On the method stage, I instantly think of our beloved hardcore fly fishing buddies. I throw a fly from time to time, but I will probably always prefer my old spinning reel, though to some in the fly world this is blasphemy. They are very focused on the process, very focused on the procedure. Nothing at all wrong with this, lots of artificial guys are the same exact way. I have a good friend who comes with me from time to time on backcountry trips, and he always brings the fly rod, not long ago, we were in an area and were using some ladyfish for cut bat targeting redfish, I told him he couldn’t tell his buddies at the fly shop what we were doing or they would revoke his membership card, and I’ll be darned if he didn’t catch grief when his peers learned he dared use a piece of cut ladyfish. I got a good laugh out of that, at his expense of course. I have a lot of respect for the passion, thought and process my fly-fishing friends put into their work. They are artist, and the ones that come to mind for me will be in this stage I would think for the rest of their lives. The method is their passion.

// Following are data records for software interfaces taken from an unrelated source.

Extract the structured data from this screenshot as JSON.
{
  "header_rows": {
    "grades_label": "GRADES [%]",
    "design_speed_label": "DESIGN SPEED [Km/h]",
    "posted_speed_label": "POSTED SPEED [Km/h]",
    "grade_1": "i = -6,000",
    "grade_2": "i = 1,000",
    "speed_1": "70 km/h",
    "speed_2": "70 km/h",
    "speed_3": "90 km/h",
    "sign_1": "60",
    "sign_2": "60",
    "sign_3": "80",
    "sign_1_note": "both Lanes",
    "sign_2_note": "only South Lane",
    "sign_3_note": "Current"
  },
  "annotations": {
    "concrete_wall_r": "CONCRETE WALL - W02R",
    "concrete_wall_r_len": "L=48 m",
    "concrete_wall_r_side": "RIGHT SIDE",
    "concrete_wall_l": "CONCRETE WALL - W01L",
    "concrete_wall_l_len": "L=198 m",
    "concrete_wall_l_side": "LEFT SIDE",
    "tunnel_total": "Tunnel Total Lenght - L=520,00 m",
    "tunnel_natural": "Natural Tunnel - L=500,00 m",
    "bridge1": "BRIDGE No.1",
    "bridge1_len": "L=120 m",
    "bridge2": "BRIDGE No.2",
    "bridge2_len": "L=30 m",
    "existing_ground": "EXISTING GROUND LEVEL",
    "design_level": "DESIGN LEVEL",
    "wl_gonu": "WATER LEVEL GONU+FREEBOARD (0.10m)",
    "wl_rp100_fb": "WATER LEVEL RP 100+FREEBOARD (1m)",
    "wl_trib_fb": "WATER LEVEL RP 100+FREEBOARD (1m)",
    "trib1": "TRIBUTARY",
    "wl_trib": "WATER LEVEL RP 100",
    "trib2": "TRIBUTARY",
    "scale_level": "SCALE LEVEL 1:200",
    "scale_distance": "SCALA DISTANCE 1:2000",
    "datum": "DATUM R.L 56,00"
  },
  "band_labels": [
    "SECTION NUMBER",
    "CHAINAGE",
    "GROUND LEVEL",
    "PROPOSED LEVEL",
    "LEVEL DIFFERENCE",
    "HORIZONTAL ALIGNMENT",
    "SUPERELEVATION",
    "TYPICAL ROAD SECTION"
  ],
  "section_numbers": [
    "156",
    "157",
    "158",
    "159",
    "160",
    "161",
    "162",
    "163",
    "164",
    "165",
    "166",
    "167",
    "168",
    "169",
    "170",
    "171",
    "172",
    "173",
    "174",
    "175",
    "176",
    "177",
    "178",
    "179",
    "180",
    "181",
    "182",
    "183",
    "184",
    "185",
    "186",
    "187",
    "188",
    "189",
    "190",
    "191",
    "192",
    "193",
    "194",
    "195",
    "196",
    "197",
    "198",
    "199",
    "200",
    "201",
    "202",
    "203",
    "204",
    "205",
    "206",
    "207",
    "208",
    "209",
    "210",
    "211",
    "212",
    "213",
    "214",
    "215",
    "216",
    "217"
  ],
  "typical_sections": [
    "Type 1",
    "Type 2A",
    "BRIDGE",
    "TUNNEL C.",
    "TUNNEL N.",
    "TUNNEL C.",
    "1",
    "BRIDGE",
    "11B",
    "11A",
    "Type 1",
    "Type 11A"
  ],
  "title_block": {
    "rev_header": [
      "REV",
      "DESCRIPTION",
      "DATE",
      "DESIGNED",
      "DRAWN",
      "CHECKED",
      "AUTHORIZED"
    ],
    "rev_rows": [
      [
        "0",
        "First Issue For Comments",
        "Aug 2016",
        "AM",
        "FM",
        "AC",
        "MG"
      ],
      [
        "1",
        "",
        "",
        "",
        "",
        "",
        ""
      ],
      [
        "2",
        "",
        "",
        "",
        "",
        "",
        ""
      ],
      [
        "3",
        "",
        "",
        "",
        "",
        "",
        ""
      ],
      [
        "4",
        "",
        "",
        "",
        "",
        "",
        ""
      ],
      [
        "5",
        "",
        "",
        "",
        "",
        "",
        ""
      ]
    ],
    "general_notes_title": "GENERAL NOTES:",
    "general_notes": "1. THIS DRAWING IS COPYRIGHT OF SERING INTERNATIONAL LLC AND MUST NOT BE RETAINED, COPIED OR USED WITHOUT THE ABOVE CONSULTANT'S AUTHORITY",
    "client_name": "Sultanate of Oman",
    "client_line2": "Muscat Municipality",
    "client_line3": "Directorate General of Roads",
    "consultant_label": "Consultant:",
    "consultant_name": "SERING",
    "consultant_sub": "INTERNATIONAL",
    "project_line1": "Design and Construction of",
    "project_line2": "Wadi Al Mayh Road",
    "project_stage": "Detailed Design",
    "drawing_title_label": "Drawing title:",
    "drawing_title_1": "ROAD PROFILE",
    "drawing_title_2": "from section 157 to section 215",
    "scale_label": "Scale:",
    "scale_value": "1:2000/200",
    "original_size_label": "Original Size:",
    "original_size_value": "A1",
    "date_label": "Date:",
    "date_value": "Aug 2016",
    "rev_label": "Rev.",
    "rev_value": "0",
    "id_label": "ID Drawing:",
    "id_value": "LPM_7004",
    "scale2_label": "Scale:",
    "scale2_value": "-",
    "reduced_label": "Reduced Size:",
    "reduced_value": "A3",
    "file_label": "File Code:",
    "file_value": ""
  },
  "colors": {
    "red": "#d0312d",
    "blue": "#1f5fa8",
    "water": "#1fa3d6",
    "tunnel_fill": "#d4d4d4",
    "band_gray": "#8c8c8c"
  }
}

The final stage, the sportsman stage is where I like to think I am now. I am happy on the deck of my boat, I love being on the water each day, seeing the Everglades each morning. Watching the spoonbills on the bar as I head out to meet the sunrise, hearing the turtles, manatees and dolphins exhale on a quiet day in the backcountry. Seeing a tarpon roll on a morning where the water is like glass in a back bay. These are the things that I cherish. I absolutely love taking a new angler into our fishery for a day on the water. There is nothing better to me than seeing a 60 year old man, almost giddy with excitement about his 100th time fishing the 10,000 Islands, reminding me in a lot of ways of the 12 year old boy I had on the previous day who was experiencing his first time in the Glades and has the thrill of the day before him. These are the things that I hold most dear, and can never get enough of. Of course I am running a charter boat, and we have expectations we must meet, but I never lose sight of the fact that for me, I think the fishing is only 50% of the service I am offering. I really try to instill the passion I have for the beauty surrounding us to the folks I bring aboard each day.
I hope you all take a look at these stages, think about maybe where you are, where you would like to be, and help educate a fellow sportsman on enjoying the experience to the fullest. We are so very blessed to live in the Fishing Capital of the World, and for my FGA Guide member family, we are living the dream of so many thru the nation each and every day. That’s something I never take for granted. Y'all take care this month, and come see us at the annual meeting in Tampa on March 6th. And, as always thanks for your support of the Florida Guides Association.